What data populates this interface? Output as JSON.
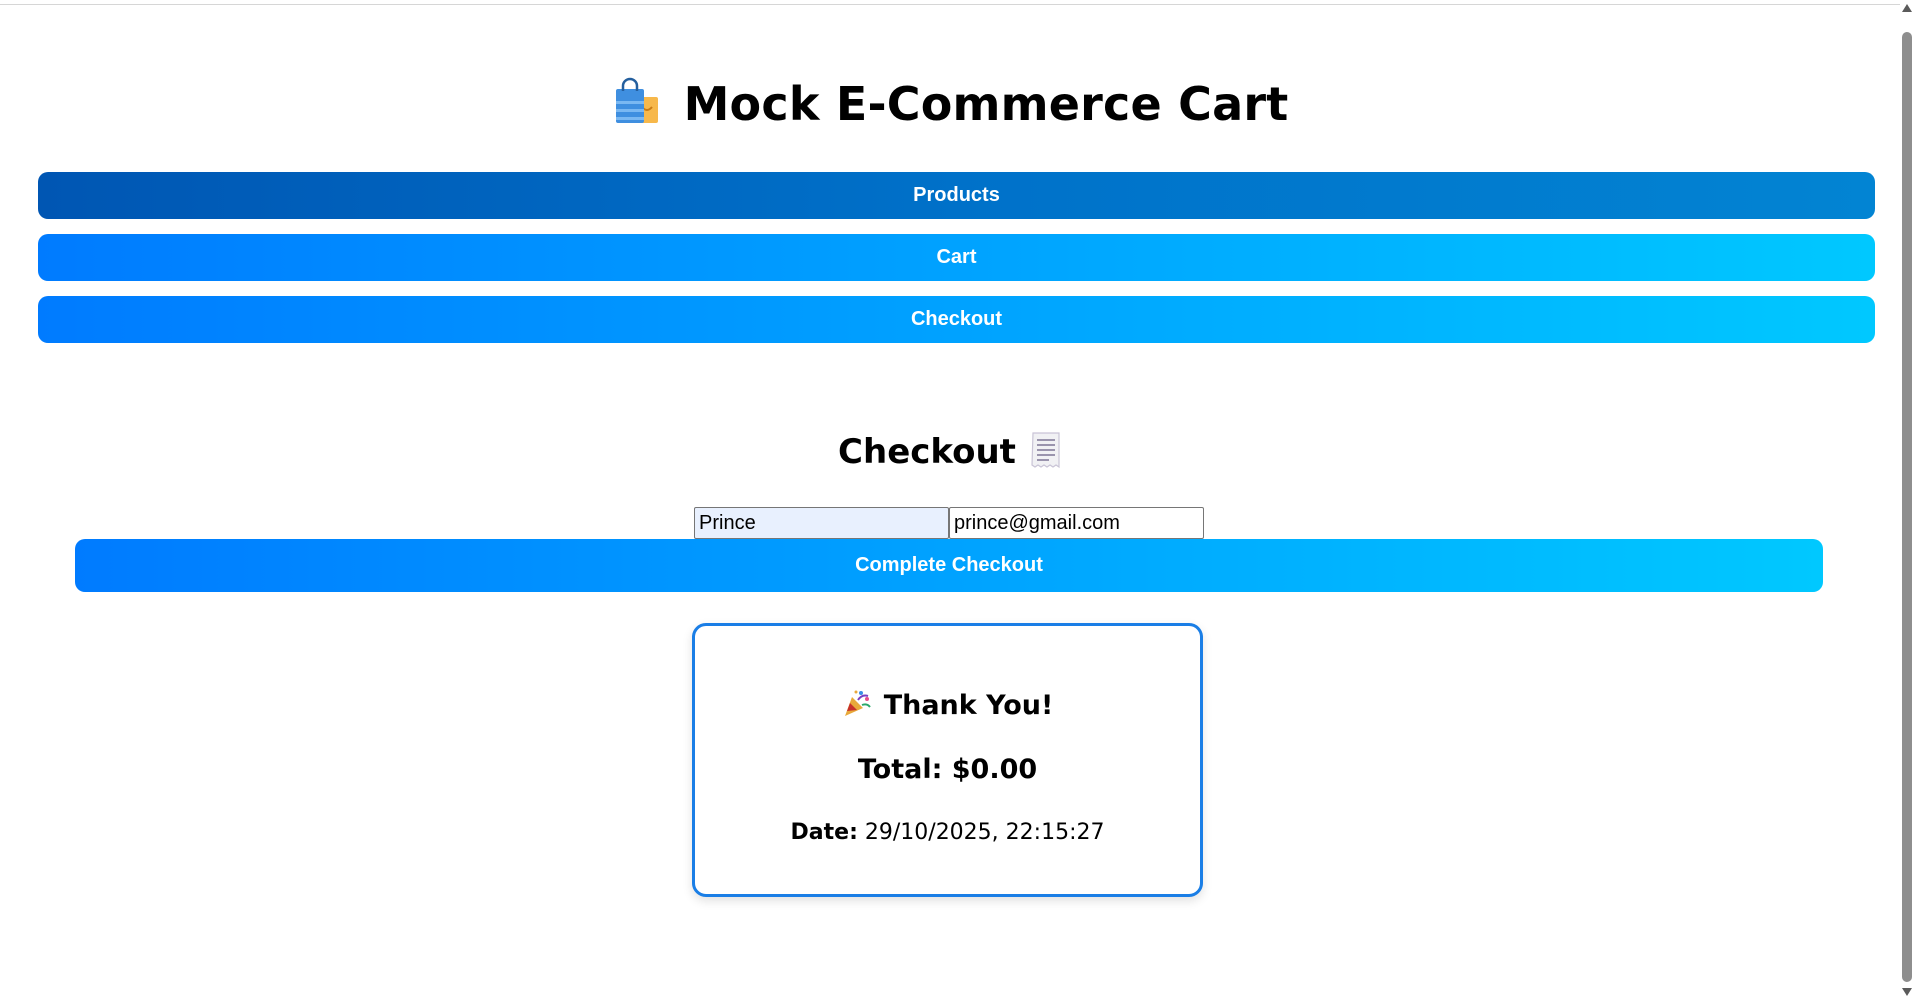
{
  "app": {
    "title": "Mock E-Commerce Cart",
    "title_icon": "shopping-bags-icon"
  },
  "nav": {
    "products_label": "Products",
    "cart_label": "Cart",
    "checkout_label": "Checkout"
  },
  "checkout": {
    "heading": "Checkout",
    "heading_icon": "receipt-icon",
    "name_value": "Prince",
    "email_value": "prince@gmail.com",
    "complete_label": "Complete Checkout"
  },
  "receipt": {
    "thank_you": "Thank You!",
    "thank_you_icon": "party-popper-icon",
    "total_label": "Total: $0.00",
    "date_label": "Date:",
    "date_value": "29/10/2025, 22:15:27"
  },
  "colors": {
    "gradient_start": "#007bff",
    "gradient_end": "#00c8ff",
    "active_start": "#0056b3",
    "card_border": "#1a7ee6"
  }
}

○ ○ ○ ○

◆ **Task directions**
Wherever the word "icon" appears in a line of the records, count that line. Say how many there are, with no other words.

◆ **Exercise result**
3